The Cliff Beast Series — which includes the Bugger Beast and Bugger Beast Jr. — is the model of simplicity. The boxes are identical except for size: the Beast is 13.5″ X 9″ X 3″ and the Beast Jr. 10″ X 6.5″ X 2.75″. Both boxes are made of rigid yellow plastic with strong dual hinges and oversized slide locks on either side of the handle. (We’re not yet sure whether the slide locks provide only a security option or might work well as locations for attaching the box to a float tube or backpack.) Inside the box, slitted neoprene-like blue material lines the sides. A small overlap in the connecting edges makes the boxes water-resistant but not waterproof. The boxes are very light, but solidly constructed.

Flies are inserted bend-first into the slits, and then removed by sliding backwards and up.

The sliding locks work very well to keep the box closed, even though occasionally we noticed that we had to take care to slide them completely open before we could close the box.

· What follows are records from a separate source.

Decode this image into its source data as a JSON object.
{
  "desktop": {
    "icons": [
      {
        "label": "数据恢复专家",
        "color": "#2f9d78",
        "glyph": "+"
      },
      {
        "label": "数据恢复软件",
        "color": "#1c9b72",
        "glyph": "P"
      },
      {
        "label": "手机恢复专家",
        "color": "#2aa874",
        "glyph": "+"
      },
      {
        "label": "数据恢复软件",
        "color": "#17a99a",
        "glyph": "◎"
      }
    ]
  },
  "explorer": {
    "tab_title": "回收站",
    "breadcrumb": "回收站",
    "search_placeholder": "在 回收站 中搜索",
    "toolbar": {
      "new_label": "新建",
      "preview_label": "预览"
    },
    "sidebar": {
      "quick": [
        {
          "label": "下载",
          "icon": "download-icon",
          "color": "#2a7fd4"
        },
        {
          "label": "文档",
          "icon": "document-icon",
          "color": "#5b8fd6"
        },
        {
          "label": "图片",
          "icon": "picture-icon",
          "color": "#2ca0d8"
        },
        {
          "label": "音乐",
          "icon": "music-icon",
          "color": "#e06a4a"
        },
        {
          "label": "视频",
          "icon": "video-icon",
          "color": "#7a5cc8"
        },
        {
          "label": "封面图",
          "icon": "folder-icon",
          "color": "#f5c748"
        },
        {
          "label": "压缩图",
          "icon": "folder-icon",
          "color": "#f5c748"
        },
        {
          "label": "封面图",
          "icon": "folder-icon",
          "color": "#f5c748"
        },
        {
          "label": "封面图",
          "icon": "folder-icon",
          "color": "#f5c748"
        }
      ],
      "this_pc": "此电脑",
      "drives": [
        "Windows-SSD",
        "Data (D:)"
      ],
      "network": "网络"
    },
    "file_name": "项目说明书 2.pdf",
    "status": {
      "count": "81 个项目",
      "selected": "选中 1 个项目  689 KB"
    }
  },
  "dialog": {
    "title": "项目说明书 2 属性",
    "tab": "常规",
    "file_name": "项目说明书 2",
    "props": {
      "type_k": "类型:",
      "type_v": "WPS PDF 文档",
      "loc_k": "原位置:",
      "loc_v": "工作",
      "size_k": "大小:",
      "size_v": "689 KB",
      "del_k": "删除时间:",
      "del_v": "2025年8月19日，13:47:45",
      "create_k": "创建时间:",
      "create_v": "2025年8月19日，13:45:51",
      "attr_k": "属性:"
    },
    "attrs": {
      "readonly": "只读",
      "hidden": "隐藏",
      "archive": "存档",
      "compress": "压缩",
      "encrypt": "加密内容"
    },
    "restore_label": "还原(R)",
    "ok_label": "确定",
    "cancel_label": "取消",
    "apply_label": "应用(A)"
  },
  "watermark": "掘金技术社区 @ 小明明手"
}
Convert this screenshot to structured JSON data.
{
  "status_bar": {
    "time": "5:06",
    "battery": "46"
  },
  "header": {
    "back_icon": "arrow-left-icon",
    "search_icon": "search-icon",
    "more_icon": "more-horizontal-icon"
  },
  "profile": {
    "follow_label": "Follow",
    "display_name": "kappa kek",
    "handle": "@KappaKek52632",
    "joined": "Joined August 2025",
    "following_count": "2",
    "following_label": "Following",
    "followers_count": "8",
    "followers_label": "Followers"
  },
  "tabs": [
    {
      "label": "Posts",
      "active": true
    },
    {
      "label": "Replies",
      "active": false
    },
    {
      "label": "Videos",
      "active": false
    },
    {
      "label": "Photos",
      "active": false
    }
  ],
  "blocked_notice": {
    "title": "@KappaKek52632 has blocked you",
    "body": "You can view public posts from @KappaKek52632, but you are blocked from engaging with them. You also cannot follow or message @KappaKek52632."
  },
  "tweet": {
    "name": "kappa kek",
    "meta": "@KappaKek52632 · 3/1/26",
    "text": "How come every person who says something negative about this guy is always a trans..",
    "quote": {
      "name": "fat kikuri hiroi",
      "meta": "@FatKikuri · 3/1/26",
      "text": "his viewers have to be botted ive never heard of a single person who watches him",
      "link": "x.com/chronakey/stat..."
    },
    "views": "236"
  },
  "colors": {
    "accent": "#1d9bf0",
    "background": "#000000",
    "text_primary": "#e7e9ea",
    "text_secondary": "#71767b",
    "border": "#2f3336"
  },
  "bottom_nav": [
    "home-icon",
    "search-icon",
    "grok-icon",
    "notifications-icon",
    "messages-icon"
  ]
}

Beyond its apparent durability, the feature we liked most in our sample of the Beast Jr. was the slitted fly-holding material. It is about ¼” deep, but we found that inserting the bend of a 3/0 hook less than halfway in secured our flies very well. The insertion is easiest if you apply some slight side- and downward pressure with your thumb to open the slit, but we also find that with a little practice, we could slide the hook bend backwards into place without much effort. To remove a fly, you slide it backwards and up (it will come straight out, but you risk hooking and damaging the material, something we did once or twice at first).

We were able to easily fit 18-20 3/0 tarpon flies in one side of the Beast Jr. There is plenty of height in each side of the box, so carrying 40 standard-length 3/0 flies wouldn't be a problem.

We were able to easily fit 18-20 3/0 tarpon flies in one side of the Beast Jr. There is plenty of height in each side of the box, so carrying 40 standard-size 3/0 flies wouldn’t be a problem. Obviously, longer flies will limit capacity, but even the Beast Jr.’s 10″ length is long enough for all but the biggest billfish or tandem flies. If you are planning on stowing extra-long, pre-rigged flies with leaders coiled in the box, then the larger Beast is probably your better bet, but we liked the shorter length of the Jr. box, since it would fit comfortably on its end inside a waterproof bag inside a standard skiff storage compartment.

We found that while on the water, the Beast Jr. made much more sense than our previously favorite system of keeping flies in plastic sleeves inside a Plano-style plastic box. For one, we didn’t need to keep track of the sleeves (which tend to blow around) once we had removed a fly. Secondly, we could immediately see how many flies of each style we had available. And third, removing the flies was much faster.

At $44.95 and $39.95 respectively, the Beast and Beast Jr. are not cheap, but in our opinion they are a great value. Outfitters we spoke to told stories of their guides refusing to let go of the boxes once they had used them, and there is no reason to think that these boxes won’t last through many years of hard use. One thing’s for sure, my Beast Jr. won’t end up in the storage closet anytime soon.